“I went to court in Mecklenburg County this morning and the judges took eviction cases today,” said Isaac Sturgill, a housing attorney with Legal Aid of North Carolina, referring to the district that includes Charlotte. “But it can look very different, depending on which district you are in.”

In Ohio, housing judges in some counties have long pretended that the CDC’s moratorium never happened. In Cincinnati, this spring, some judges began allowing landlords to terminate tenants for non-payment of rent after a federal judge ruled the CDC moratorium was unconstitutional.

These judges began to pause evictions only after the Supreme Court dismissed landlords’ complaint against the moratorium in June.

“The evictions have been going back and forth for a few months,” said Nicholas DiNardo, senior attorney for the Legal Aid Society of Southwest Ohio, which also includes Cincinnati. He said evictions court records were filling up quickly, with about 75 cases a day in Cincinnati for the next three weeks.
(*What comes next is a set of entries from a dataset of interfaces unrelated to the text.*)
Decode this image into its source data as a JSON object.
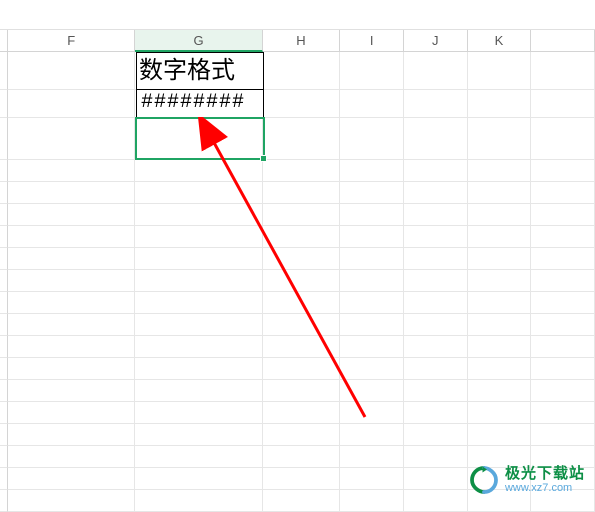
{
  "columns": {
    "F": "F",
    "G": "G",
    "H": "H",
    "I": "I",
    "J": "J",
    "K": "K"
  },
  "cells": {
    "G1": "数字格式",
    "G2": "########"
  },
  "selected_cell_ref": "G3",
  "watermark": {
    "title": "极光下载站",
    "url": "www.xz7.com"
  }
}
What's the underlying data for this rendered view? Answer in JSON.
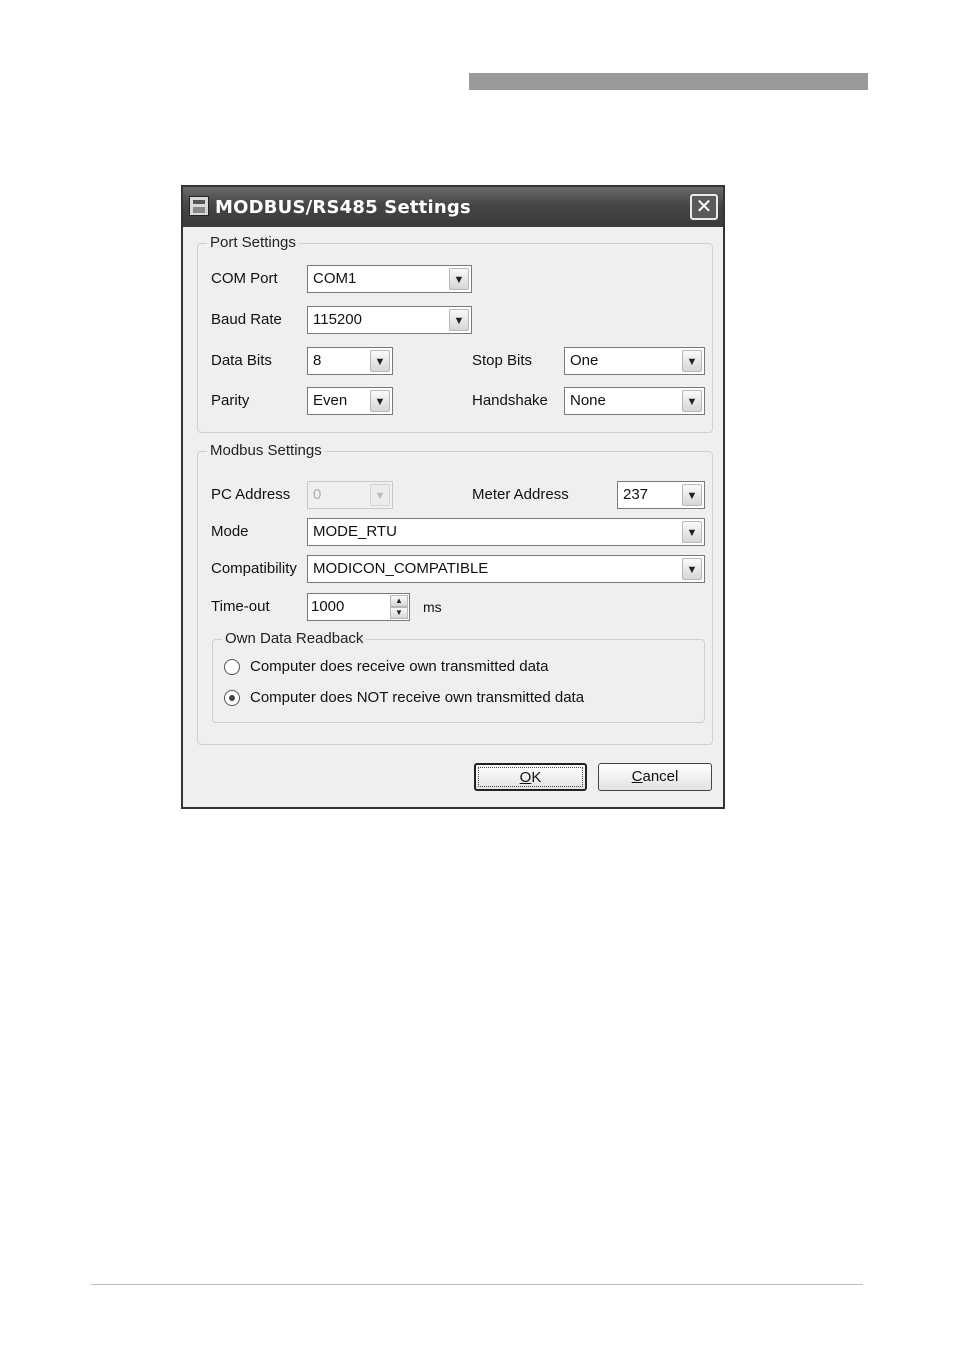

But a chronic complaint from legal aid attorneys and landlords has been that the rental aid application process is too cumbersome and that Washington underestimated the negative effects of a tedious anti-fraud process.

Jacksonville, Florida has a backlog of thousands of rental aid applications, making it difficult for other tenants facing eviction to seek help.

“The time it took to process these applications was not taken into account and there was insufficient trained staff,” said Mary DeVries, director of the Jacksonville Area Legal Aid Housing Unit.